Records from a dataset
•••••

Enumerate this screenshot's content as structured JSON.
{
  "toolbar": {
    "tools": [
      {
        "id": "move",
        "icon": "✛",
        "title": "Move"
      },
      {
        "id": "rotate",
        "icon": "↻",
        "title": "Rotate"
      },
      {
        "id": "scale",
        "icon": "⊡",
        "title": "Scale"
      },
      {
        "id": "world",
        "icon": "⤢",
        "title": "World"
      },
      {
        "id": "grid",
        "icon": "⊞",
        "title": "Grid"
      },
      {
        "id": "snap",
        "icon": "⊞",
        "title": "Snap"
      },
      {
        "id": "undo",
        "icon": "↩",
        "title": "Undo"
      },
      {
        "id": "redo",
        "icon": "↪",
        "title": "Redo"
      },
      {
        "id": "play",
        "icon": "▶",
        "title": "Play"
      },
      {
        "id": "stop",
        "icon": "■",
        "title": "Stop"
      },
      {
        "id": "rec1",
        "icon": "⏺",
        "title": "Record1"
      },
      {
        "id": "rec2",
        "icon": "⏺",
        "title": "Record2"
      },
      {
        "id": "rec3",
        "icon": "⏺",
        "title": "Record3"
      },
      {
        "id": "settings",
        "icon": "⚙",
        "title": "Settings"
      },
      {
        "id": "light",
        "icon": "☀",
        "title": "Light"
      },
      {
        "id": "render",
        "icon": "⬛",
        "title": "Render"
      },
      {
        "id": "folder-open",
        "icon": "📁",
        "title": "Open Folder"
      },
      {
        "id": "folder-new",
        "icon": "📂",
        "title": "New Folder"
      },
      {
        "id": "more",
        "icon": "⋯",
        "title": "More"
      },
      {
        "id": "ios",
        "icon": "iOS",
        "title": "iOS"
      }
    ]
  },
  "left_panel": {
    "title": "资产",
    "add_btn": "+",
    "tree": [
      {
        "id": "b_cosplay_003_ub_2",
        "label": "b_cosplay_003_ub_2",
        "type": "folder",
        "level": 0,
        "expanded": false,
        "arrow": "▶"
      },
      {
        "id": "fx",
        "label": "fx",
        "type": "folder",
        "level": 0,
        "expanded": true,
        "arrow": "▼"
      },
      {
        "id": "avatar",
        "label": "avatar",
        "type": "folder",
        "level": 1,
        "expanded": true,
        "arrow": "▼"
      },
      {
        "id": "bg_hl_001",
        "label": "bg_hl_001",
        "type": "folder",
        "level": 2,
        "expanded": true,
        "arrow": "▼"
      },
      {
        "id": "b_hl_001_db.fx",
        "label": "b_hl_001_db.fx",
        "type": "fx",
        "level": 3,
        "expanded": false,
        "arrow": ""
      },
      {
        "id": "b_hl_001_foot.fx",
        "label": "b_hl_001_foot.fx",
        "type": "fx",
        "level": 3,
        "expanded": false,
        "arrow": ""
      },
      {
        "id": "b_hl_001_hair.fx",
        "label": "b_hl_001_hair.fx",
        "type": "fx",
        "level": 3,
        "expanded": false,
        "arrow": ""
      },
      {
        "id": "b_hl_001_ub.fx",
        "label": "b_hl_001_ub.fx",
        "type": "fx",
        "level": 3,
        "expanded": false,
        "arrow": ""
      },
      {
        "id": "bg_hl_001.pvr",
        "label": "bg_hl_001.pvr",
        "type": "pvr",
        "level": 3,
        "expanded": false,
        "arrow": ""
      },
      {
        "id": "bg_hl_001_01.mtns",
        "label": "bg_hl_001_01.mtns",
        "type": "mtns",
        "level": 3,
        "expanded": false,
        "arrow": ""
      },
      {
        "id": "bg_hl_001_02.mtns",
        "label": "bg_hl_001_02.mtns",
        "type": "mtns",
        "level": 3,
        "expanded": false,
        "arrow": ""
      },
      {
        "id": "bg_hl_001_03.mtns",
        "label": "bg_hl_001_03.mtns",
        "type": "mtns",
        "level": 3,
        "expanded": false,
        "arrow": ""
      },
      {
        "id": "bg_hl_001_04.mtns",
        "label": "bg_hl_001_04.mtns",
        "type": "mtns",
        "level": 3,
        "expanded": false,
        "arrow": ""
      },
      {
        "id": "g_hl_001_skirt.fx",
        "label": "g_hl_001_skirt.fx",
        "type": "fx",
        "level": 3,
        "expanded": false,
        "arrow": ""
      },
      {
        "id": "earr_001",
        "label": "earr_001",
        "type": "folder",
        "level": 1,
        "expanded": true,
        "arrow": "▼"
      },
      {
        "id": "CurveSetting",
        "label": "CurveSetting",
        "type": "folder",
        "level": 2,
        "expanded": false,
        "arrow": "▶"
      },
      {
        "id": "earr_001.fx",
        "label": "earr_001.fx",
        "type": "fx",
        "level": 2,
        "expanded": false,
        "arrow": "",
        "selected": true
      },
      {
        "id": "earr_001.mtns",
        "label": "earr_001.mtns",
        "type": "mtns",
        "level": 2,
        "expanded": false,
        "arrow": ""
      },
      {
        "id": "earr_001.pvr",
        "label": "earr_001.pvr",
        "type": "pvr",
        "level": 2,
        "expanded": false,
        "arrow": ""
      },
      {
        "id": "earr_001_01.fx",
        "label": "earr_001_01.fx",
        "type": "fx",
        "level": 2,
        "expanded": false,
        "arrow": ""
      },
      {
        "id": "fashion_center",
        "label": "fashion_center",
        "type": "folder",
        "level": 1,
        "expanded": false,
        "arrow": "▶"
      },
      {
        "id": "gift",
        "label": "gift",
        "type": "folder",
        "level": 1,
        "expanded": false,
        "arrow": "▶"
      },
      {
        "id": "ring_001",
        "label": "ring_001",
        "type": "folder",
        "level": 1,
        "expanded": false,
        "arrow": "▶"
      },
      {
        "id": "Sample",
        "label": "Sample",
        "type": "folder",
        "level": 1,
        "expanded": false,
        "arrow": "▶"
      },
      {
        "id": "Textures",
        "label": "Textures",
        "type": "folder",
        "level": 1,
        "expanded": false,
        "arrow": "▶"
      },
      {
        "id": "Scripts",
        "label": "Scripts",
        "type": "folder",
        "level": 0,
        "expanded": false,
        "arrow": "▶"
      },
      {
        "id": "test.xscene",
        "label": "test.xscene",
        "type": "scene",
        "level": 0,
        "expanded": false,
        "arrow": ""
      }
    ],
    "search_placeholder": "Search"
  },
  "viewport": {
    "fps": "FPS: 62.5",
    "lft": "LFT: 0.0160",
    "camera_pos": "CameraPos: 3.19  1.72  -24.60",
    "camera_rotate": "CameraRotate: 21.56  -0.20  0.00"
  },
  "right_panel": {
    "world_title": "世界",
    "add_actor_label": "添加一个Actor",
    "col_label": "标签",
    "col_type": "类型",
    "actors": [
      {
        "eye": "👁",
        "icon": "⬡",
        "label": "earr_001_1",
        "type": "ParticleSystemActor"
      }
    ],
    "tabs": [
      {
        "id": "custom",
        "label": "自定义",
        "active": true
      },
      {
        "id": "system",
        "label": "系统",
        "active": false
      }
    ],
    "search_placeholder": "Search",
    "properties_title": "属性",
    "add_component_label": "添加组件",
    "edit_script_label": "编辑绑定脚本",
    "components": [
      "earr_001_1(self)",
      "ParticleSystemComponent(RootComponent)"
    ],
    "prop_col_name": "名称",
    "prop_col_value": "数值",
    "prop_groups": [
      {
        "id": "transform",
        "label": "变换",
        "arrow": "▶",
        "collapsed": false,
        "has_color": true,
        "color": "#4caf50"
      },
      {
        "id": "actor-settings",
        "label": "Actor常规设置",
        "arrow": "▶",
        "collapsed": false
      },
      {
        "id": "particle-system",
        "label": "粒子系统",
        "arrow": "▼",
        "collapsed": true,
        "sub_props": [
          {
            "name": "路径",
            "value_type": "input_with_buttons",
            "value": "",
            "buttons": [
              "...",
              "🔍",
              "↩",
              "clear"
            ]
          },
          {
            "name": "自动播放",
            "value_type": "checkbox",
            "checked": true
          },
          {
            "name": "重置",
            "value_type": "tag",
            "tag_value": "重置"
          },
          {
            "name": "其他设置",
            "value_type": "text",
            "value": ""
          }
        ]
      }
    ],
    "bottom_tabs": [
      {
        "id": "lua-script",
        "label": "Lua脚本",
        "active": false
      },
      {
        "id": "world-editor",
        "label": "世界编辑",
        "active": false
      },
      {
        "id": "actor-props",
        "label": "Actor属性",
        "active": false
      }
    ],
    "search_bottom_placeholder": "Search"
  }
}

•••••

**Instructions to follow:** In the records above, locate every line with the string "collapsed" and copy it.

**Answer for the task:**
        "collapsed": false,
        "collapsed": false
        "collapsed": true,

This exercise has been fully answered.